| Aim of the task |
Report how many lines below contain the word "PROFIT". Give only the number.

Items from an interface collection
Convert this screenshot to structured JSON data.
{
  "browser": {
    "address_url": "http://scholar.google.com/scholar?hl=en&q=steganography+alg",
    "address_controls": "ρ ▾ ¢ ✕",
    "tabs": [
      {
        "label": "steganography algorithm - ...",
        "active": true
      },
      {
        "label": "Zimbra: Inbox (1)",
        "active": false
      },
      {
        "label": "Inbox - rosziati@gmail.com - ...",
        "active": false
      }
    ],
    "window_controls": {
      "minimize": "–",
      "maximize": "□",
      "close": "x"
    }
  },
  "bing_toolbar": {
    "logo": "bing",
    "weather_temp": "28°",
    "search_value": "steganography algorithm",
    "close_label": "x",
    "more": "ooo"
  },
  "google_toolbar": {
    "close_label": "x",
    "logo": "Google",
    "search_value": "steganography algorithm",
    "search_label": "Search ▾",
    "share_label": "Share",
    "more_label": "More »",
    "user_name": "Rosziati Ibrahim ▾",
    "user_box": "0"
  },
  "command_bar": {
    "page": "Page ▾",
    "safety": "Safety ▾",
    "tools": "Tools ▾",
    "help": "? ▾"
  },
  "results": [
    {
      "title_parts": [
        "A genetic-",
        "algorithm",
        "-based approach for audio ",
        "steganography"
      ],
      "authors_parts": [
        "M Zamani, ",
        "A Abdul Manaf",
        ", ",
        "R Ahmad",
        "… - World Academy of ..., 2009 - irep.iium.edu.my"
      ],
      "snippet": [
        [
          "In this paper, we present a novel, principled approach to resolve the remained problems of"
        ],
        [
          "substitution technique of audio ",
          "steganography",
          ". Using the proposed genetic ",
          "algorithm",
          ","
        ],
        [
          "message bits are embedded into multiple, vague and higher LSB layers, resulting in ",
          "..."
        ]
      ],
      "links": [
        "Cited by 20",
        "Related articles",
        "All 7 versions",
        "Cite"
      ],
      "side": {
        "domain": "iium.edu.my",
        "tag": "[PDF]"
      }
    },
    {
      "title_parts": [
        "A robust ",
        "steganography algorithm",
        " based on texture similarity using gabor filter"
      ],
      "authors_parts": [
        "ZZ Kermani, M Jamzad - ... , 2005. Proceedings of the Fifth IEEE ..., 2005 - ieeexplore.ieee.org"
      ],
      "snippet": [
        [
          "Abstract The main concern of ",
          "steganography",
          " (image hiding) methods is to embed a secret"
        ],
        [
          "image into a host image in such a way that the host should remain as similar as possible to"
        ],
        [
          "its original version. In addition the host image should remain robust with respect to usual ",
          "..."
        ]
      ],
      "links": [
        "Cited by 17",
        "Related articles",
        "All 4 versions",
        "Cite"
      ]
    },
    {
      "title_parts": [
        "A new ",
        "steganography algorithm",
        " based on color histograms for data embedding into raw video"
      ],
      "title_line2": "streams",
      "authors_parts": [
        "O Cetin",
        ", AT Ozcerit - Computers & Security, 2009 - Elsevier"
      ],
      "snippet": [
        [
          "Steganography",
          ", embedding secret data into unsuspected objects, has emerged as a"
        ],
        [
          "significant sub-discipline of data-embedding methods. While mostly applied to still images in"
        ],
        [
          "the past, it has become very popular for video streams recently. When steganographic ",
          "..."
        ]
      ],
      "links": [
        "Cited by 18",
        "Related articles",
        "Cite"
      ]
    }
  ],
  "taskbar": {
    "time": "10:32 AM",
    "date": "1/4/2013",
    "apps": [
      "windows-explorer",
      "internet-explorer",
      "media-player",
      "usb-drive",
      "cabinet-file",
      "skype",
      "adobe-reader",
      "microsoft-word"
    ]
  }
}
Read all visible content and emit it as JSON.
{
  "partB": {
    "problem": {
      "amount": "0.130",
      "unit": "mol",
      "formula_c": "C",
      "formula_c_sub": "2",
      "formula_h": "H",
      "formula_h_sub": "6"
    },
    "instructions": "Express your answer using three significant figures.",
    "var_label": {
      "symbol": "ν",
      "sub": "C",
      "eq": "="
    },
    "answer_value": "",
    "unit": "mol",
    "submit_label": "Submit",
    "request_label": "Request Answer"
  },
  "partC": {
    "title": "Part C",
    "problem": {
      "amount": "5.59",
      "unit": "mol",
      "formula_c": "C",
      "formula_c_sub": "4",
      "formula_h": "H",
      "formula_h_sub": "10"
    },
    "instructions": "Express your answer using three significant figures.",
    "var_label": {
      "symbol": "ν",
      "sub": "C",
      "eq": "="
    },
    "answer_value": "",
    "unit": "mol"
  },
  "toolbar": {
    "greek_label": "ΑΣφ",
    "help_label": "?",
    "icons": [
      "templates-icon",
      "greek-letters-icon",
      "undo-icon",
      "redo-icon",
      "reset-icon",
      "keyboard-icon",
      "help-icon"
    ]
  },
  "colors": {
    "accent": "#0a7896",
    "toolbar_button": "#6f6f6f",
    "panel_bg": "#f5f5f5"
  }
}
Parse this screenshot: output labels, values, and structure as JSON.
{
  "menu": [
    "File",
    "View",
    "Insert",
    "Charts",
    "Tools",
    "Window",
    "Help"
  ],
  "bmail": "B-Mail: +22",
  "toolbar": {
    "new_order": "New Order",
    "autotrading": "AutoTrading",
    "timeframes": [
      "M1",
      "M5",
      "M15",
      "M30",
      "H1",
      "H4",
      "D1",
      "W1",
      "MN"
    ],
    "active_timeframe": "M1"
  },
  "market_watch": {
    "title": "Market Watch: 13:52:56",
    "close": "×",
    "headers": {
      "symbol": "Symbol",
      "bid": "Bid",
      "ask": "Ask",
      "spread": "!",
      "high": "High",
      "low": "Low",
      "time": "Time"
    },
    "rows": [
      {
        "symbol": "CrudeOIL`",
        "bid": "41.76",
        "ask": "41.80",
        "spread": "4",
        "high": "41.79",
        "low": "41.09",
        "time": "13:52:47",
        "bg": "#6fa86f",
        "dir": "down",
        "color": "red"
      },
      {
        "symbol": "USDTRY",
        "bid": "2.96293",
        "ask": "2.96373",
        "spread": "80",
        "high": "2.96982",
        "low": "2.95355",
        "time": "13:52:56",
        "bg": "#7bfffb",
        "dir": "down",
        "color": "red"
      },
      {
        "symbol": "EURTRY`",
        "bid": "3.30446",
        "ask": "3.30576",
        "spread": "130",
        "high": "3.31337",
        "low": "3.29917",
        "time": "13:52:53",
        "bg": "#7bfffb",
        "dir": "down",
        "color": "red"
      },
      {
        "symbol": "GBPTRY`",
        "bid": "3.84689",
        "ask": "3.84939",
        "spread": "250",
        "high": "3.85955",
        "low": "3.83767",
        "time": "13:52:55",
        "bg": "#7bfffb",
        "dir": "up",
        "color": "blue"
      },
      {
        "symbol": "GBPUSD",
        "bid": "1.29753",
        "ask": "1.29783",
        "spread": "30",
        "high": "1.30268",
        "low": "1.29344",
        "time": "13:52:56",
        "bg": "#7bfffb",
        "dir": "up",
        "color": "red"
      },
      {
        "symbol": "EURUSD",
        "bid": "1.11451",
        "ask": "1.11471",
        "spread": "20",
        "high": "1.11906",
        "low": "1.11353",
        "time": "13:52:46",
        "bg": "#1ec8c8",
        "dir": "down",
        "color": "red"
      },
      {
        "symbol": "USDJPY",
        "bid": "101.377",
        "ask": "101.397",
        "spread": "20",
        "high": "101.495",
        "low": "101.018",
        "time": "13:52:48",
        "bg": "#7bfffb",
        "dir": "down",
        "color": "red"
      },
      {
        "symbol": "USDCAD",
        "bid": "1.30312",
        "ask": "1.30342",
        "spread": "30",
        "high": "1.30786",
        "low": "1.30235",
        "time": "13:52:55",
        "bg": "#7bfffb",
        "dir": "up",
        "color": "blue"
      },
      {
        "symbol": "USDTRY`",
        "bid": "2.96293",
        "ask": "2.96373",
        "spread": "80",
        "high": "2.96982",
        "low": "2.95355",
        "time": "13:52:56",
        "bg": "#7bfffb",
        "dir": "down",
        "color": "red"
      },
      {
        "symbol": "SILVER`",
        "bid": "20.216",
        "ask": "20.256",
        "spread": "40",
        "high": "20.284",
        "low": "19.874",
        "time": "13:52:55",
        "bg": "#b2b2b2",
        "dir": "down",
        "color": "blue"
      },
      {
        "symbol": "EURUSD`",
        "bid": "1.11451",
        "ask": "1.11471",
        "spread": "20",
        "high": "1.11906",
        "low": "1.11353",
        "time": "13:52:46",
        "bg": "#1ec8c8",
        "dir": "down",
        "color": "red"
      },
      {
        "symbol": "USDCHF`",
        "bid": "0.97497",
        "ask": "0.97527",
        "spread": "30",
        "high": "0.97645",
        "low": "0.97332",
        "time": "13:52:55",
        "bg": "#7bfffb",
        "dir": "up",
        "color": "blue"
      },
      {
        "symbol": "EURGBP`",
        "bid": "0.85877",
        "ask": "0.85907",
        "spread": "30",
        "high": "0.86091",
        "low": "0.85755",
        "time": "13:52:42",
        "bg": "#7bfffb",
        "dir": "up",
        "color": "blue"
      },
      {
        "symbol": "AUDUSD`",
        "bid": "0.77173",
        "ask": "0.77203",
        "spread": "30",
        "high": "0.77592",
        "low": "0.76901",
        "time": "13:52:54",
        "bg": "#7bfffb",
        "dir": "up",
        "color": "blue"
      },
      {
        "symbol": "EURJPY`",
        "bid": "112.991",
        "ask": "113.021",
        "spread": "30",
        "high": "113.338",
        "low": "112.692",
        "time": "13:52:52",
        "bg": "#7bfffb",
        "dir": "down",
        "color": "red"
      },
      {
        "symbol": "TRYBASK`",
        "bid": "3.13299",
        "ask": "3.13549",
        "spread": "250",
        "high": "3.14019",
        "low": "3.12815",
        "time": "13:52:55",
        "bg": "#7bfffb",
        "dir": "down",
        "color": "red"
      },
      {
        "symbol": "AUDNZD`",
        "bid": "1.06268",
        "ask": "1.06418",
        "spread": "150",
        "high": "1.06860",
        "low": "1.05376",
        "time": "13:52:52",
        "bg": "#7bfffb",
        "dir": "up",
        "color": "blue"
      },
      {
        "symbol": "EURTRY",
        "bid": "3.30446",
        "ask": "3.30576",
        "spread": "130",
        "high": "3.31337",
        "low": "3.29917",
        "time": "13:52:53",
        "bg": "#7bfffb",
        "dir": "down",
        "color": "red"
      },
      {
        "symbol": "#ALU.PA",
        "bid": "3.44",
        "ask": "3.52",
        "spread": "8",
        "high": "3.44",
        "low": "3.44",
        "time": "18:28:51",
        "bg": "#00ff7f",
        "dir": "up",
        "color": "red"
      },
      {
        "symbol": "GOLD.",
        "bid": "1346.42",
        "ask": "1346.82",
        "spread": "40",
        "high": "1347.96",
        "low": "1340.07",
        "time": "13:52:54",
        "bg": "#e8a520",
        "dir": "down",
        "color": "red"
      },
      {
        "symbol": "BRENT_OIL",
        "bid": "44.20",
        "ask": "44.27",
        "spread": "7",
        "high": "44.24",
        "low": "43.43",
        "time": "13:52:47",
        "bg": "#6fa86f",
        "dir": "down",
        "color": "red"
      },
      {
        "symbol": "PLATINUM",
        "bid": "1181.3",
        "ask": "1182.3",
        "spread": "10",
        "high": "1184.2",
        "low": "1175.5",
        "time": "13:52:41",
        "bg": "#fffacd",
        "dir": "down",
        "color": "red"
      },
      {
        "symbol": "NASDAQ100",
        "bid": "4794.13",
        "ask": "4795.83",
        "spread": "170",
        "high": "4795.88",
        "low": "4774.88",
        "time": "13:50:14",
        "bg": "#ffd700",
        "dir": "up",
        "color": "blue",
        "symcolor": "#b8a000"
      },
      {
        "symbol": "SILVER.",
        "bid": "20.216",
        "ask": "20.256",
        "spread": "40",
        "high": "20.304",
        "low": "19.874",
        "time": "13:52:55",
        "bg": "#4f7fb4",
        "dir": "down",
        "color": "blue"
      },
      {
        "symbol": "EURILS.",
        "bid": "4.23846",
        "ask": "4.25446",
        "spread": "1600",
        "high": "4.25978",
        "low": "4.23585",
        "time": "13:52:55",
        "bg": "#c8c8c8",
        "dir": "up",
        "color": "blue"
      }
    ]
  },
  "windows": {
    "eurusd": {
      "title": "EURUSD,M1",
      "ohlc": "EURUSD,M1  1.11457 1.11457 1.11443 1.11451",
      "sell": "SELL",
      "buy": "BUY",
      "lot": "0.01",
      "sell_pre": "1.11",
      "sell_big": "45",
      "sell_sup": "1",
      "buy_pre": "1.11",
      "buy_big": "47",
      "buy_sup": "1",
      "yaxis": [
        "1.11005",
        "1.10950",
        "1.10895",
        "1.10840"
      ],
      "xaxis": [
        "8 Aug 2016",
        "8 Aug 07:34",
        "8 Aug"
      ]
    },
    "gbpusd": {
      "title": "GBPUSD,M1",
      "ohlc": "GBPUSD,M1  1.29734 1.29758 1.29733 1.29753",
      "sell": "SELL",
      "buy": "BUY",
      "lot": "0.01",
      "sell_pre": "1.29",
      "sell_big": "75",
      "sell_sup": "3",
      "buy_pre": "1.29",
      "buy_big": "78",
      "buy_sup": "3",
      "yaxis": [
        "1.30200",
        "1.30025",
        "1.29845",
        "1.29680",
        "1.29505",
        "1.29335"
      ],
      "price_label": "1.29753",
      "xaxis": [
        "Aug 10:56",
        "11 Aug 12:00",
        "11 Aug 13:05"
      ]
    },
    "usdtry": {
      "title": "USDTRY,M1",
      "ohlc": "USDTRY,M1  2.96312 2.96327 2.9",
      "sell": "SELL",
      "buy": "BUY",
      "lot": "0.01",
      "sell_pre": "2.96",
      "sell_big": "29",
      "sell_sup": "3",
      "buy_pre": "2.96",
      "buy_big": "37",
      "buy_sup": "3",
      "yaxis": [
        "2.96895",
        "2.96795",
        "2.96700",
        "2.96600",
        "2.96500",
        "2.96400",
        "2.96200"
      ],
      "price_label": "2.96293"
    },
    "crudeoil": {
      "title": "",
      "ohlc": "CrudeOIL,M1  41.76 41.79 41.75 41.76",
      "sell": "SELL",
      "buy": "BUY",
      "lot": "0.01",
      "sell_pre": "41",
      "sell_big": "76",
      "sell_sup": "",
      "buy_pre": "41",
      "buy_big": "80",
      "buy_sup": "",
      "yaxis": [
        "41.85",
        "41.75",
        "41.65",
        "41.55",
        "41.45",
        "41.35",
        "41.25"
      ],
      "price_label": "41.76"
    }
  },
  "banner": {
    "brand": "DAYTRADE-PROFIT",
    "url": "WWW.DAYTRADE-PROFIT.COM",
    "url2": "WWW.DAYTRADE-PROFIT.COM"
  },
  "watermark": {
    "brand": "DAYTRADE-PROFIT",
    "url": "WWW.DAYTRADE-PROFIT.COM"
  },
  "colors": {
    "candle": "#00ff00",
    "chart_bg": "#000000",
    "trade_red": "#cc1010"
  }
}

| Exercise response |
5